The A. Raja and 2G spectrum allocation scandal holds many lessons for managing scarce natural resources in India. Pricing these resources in an efficient and transparent manner is important for continued growth.
This is important for otherwise the danger of Indian economy freezing to a halt is very real. Fifteen years ago, the South-east Asian “tigers” were the cynosure of the world. And in many respects India’s economy is not different from that of Indonesia, Malaysia and Thailand. Yet today, these tigers are merely chugging along. Their economic roar of the 1990s is a mere memory.
One way to take care of the problem would be to simply end any discretionary powers in the hands of the government: All land, spectrum, mines, minerals and other exhaustible resources should simply be auctioned to the highest bidder. The government should simply have no role in fixing prices of these resources. In fact even fixing the principles of price discovery should be taken away from government ministers and handed over to independent regulators. It’s easy to keep a check over independent regulators—imposition of stiff jail sentences by special tribunals with vastly simplified procedural standards of evidence is enough to instil honesty even among the unrepentant.
If this is not done, the danger is that any pricing mechanism will lead to rents accruing to unscrupulous players. For example, as has been seen in the case of many telecom licensees and holders of spectrum, it is easy to make money by first purchasing these resources at throwaway prices and then make a killing by selling them to a third party at the actual economic cost of the resource. This is rent-seeking pure and simple.

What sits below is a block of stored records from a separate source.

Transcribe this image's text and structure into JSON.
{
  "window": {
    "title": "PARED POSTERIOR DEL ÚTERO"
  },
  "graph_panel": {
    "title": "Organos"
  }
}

There is simply no way for the government to estimate the correct prices in an honest way: Our system is simply too corrupt to do that.

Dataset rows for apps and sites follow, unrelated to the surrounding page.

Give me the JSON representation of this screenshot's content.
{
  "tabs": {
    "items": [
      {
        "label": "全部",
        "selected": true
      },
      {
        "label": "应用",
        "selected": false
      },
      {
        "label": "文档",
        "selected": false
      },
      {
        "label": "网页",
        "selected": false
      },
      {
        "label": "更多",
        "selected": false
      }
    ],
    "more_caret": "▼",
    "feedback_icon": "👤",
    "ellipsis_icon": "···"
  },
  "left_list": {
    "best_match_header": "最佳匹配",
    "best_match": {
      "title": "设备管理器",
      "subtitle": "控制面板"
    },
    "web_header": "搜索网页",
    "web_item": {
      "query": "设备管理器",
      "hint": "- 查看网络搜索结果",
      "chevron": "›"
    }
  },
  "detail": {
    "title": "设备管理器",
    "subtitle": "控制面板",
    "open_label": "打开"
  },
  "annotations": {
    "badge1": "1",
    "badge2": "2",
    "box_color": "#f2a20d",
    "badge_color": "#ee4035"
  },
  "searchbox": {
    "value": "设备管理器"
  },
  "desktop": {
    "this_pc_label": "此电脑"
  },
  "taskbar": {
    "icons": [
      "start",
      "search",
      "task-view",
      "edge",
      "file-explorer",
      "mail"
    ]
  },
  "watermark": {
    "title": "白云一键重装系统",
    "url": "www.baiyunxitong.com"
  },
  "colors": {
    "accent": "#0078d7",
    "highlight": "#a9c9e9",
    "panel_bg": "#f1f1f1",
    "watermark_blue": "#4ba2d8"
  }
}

Doing this is not easy.Politicians will resist any such move tooth and nail. After all who would want to give away income garnered by corrupt means. But consider the alternative: A few years of 9% plus growth followed by a return to a low-growth equilibrium in the face of a growing working-age population. This is a perfect recipe for social unrest, if not anarchy.

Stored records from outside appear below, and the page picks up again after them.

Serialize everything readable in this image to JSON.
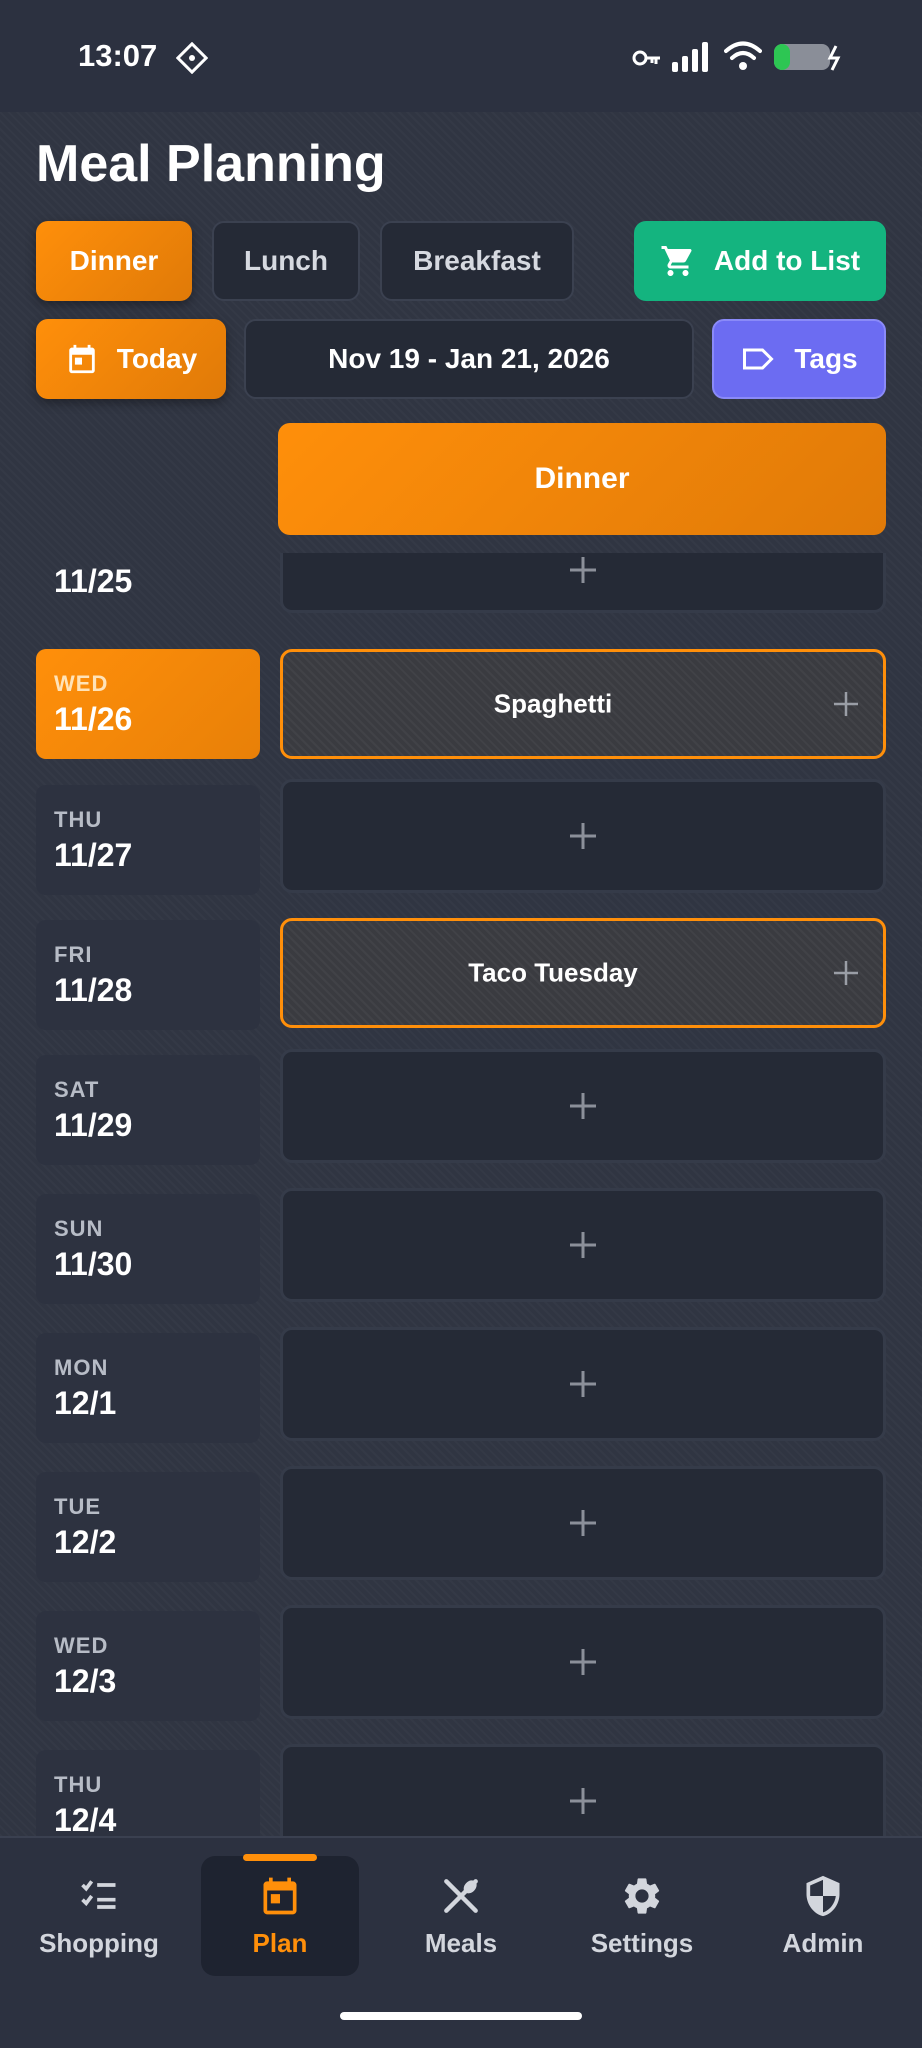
{
  "status_bar": {
    "time": "13:07"
  },
  "header": {
    "title": "Meal Planning"
  },
  "meal_tabs": [
    {
      "label": "Dinner",
      "active": true
    },
    {
      "label": "Lunch",
      "active": false
    },
    {
      "label": "Breakfast",
      "active": false
    }
  ],
  "add_to_list": {
    "label": "Add to List",
    "icon": "cart-icon"
  },
  "today_button": {
    "label": "Today",
    "icon": "calendar-icon"
  },
  "date_range": "Nov 19 - Jan 21, 2026",
  "tags_button": {
    "label": "Tags",
    "icon": "tag-icon"
  },
  "column_header": "Dinner",
  "partial_top_day": {
    "date": "11/25"
  },
  "days": [
    {
      "dow": "WED",
      "date": "11/26",
      "today": true,
      "meal": "Spaghetti"
    },
    {
      "dow": "THU",
      "date": "11/27",
      "today": false,
      "meal": ""
    },
    {
      "dow": "FRI",
      "date": "11/28",
      "today": false,
      "meal": "Taco Tuesday"
    },
    {
      "dow": "SAT",
      "date": "11/29",
      "today": false,
      "meal": ""
    },
    {
      "dow": "SUN",
      "date": "11/30",
      "today": false,
      "meal": ""
    },
    {
      "dow": "MON",
      "date": "12/1",
      "today": false,
      "meal": ""
    },
    {
      "dow": "TUE",
      "date": "12/2",
      "today": false,
      "meal": ""
    },
    {
      "dow": "WED",
      "date": "12/3",
      "today": false,
      "meal": ""
    },
    {
      "dow": "THU",
      "date": "12/4",
      "today": false,
      "meal": ""
    }
  ],
  "bottom_nav": [
    {
      "label": "Shopping",
      "icon": "checklist-icon",
      "active": false
    },
    {
      "label": "Plan",
      "icon": "calendar-icon",
      "active": true
    },
    {
      "label": "Meals",
      "icon": "utensils-icon",
      "active": false
    },
    {
      "label": "Settings",
      "icon": "gear-icon",
      "active": false
    },
    {
      "label": "Admin",
      "icon": "shield-icon",
      "active": false
    }
  ],
  "colors": {
    "accent": "#ff8f0a",
    "green": "#14b47f",
    "purple": "#6c6cf2",
    "background": "#303542"
  }
}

At the moment, the country is moving in the opposite direction—ministerial interventions in pricing decisions are on the rise in the name of social justice and other objectives. Taxing profits or making companies share profits with locals (in the mining sector, for example) runs counter to this desirable non-interventionist trend.
Ministerial discretion in allocation and pricing: more a problem and less a solution? Tell us at email@example.com